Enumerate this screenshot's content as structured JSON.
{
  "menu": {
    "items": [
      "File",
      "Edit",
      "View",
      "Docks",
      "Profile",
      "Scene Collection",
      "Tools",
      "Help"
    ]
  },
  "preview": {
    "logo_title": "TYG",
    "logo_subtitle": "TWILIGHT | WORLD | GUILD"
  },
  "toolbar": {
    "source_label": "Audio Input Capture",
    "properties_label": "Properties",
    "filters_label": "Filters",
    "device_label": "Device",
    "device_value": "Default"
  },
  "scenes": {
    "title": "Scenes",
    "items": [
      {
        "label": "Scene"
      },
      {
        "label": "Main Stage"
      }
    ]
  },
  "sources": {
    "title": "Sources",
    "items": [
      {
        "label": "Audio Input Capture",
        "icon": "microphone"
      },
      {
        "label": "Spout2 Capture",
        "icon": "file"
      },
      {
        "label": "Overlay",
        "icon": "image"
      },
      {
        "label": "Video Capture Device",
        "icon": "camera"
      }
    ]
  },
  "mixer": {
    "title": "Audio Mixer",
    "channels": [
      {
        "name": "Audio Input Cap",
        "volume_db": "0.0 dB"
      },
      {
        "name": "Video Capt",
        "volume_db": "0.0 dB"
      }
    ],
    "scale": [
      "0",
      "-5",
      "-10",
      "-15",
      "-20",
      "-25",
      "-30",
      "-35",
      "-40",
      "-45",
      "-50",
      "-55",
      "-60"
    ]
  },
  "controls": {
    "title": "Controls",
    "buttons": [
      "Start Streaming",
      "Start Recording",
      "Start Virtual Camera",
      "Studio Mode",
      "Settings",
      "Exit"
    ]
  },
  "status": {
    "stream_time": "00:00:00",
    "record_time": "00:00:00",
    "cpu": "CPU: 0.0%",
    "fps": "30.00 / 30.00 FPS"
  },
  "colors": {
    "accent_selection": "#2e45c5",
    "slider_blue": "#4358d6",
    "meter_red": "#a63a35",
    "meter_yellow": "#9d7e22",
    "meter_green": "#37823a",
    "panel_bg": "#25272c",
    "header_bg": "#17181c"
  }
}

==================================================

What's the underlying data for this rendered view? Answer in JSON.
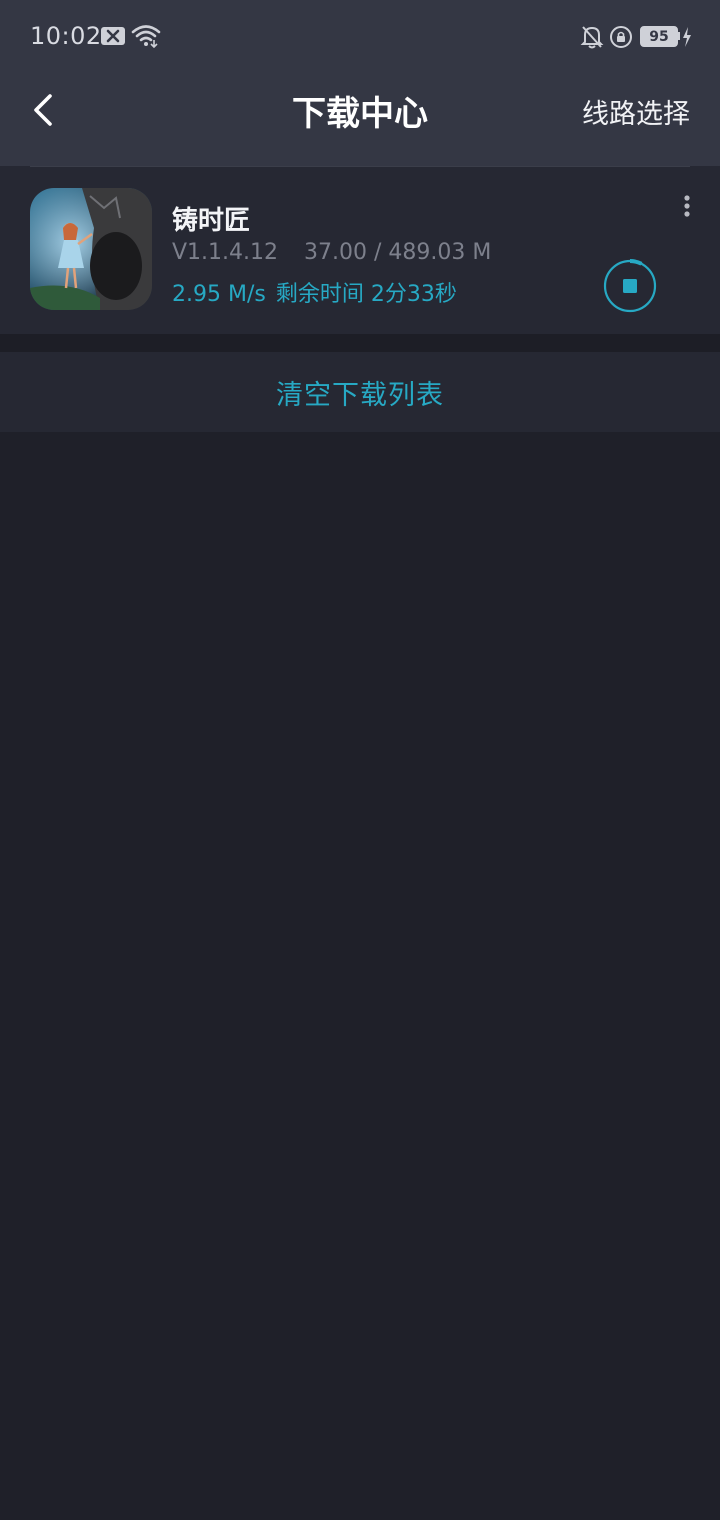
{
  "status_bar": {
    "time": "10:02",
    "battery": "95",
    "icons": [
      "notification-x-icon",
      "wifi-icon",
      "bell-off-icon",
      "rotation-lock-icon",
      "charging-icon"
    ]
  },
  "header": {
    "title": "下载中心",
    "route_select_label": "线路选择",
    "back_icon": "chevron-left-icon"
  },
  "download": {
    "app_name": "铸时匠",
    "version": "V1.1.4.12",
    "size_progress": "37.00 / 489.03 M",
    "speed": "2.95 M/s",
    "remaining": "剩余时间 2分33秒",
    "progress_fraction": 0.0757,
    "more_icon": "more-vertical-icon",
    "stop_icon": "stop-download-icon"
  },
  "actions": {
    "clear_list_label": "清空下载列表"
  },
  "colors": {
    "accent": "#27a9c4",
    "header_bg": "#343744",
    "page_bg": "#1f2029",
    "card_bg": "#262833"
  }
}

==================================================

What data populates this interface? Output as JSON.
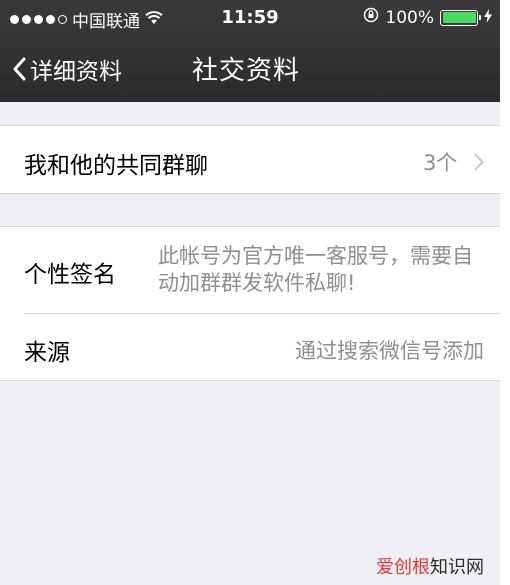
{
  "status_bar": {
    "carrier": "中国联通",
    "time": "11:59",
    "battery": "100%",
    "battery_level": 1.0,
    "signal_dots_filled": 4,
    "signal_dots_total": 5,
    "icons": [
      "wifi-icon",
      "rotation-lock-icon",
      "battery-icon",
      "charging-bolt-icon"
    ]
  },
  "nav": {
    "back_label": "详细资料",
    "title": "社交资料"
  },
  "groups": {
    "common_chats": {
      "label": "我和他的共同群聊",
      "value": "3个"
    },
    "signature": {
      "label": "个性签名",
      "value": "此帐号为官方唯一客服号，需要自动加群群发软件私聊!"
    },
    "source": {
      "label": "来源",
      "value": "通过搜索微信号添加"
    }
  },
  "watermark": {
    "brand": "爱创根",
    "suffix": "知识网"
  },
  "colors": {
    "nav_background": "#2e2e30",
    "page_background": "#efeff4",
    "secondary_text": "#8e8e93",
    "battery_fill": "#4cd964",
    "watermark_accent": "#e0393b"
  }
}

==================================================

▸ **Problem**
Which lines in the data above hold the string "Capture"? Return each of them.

▸ **Answer below**
    "source_label": "Audio Input Capture",
        "label": "Audio Input Capture",
        "label": "Spout2 Capture",
        "label": "Video Capture Device",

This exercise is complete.